And here's a true survivor 1963 "split-window" Corvette Sting Ray.

According to the owners, they found this beauty on eBay, and they admitted that it was one of those "It sounds too good to be true" cases. So they had someone contact the seller and go verify the provenance of the car. Well, it was true, so they made an offer and bought it.

Their plan is to keep it as is since the paint (and patina) is 100% original. And I totally agree with that decision. If restored back to "new" condition, it would blend among a sea of other restored cars that would take away from its uniqueness.

I think it goes to show you that sometimes it's worth to take the time to investigate some online offerings, as you never know where the diamonds-in-the-rough are hiding. This one was in Wisconsin, I believe they said.

More Vettes undergoing NCRS judging scrutiny.

At first glance, I admit that I wondered why this C4 was in the NCRS hangar. Never judge a book by its cover. It is a prototype!

And this one attracted a LOT of attention, and rightfully so. What a beauty!

This display was very cool and interesting, too.

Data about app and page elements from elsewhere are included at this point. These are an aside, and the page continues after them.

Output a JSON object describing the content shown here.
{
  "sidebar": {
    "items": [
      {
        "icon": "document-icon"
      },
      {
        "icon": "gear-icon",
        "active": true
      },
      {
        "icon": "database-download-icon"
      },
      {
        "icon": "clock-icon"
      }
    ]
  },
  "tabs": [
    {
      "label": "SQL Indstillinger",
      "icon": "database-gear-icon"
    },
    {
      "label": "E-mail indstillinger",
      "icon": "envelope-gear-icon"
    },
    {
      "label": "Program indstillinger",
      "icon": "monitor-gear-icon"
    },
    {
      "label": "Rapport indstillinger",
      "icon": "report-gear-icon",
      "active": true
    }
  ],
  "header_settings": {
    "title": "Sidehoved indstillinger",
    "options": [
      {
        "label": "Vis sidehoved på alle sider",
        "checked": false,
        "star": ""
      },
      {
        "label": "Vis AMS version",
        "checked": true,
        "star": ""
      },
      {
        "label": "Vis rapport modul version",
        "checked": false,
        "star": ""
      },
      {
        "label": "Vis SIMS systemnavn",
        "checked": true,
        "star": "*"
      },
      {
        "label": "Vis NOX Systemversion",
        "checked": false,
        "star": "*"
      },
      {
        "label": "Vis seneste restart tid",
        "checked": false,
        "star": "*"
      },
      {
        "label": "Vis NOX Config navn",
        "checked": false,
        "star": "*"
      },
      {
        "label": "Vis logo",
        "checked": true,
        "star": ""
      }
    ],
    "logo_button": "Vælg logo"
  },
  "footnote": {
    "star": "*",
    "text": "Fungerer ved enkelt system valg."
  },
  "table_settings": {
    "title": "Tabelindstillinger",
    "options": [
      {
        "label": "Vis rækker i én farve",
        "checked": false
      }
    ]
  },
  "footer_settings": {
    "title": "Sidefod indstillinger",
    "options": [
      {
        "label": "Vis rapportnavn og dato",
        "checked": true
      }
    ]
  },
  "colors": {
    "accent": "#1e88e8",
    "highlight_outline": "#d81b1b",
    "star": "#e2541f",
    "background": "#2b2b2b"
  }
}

Eventually, I decided to venture outside, only to be greeted by cold gray skies and windy conditions. The light drizzle only added insult to injury.

I first walked through the "cars for sale" area, where there were plenty of Corvettes of every generation being offered to the public.

Since it was really cold I wimped out and walked into a vendor's tent to seek refuge from the weather. Glad I did since these guys manufacture new frames for older cars but with modern suspensions and powerplants.

After a few minutes, I ventured out again toward the Wonderful World of Corvettes show, which had a pretty decent turnout in spite of the dreary weather conditions.

So that's my "report" from the 38th Annual NCRS Winter Regional meet in Lakeland, Florida.  I also heard rumors through one of the Corvette forums that, apparently, plans are being made to bring the event back to Old Town (Kissimmee, FL). This is all unconfirmed, of course, but I personally think that would be a smart move.

Don't get me wrong. The Lakeland venue is a fine one... for a fly-in.

When I was into flying and building an experimental Thorp T-18, then a Fly Baby single-place low-wing aircraft, I would go to the fly-in every year and loved it. But for a car show I think that Old Town is a far better choice for many reasons; its central location for one, plus all the nearby hotels and restaurants and other entertainment the whole family can enjoy.

So my vote is with bringing the NCRS Winter Regional back to Old Town! Not that anyone has asked me or cares. lol.

Thanks for following my '76 Vette Blog!

Product Links... (#sponsored)

• How to Restore Your C3 Corvette: 1968-1982
• 1968-1982 Corvette Restoration Guide, 2nd Edition
• Corvette Black Book | 1953-2019
• 1976 Corvette Service & Overhaul Manual
• 1976 Corvette Service & Overhaul Manual CD-ROM
• 1976 Corvette Dealer Sales Brochure | GM-Licensed Reprint
• 1976 Corvette Stingray Owner's Manual | GM-Licensed Reprint
• 1976 Corvette Assembly Manual